■ **MATERIAL FOR THE TASK**

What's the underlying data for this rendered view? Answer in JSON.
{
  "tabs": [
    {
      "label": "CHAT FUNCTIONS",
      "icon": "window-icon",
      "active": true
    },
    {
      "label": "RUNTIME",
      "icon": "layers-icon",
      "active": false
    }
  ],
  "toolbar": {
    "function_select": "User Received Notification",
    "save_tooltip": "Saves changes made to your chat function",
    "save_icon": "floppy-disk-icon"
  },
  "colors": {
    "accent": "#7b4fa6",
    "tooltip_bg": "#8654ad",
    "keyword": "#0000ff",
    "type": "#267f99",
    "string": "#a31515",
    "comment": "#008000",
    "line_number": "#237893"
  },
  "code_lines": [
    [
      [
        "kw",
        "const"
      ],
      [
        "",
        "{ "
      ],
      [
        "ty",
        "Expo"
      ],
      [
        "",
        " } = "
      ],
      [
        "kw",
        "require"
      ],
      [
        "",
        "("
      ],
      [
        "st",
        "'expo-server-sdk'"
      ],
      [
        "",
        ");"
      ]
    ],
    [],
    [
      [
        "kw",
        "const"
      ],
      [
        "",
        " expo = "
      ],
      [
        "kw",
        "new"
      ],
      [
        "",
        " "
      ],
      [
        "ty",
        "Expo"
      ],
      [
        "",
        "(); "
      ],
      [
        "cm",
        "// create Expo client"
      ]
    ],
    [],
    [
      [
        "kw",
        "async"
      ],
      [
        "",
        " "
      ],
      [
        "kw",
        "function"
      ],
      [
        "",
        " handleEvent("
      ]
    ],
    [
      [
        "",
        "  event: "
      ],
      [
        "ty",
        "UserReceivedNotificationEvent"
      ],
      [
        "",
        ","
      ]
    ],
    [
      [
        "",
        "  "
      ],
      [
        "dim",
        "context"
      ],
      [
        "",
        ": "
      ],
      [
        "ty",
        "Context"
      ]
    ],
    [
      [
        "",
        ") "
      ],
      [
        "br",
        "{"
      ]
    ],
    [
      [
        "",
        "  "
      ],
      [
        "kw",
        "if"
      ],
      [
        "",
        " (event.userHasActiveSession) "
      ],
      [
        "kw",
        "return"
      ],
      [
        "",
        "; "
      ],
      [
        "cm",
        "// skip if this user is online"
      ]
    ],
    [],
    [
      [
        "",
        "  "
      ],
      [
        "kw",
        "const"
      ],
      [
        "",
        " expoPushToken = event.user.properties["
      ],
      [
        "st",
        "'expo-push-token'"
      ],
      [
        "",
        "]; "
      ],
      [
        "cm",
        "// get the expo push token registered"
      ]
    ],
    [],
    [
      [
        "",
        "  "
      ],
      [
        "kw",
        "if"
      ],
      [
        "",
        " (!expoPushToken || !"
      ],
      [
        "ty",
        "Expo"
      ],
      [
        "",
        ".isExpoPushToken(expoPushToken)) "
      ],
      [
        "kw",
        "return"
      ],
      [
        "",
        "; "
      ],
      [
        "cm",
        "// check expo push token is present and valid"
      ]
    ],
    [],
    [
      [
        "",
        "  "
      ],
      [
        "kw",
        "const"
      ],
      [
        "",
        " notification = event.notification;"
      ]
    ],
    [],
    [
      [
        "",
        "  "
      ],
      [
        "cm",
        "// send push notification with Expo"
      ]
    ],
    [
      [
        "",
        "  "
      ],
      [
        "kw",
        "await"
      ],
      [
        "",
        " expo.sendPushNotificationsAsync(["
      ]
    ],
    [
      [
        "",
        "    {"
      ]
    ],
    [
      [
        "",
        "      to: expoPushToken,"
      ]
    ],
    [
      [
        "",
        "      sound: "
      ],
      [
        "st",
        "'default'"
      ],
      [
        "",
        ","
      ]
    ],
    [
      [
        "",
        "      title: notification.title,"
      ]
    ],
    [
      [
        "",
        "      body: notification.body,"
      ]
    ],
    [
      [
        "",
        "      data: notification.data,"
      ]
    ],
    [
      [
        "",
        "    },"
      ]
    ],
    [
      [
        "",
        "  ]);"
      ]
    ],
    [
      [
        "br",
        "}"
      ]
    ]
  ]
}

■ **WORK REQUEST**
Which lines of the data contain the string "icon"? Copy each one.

■ **ANSWER FOR THE TASK**
      "icon": "window-icon",
      "icon": "layers-icon",
    "save_icon": "floppy-disk-icon"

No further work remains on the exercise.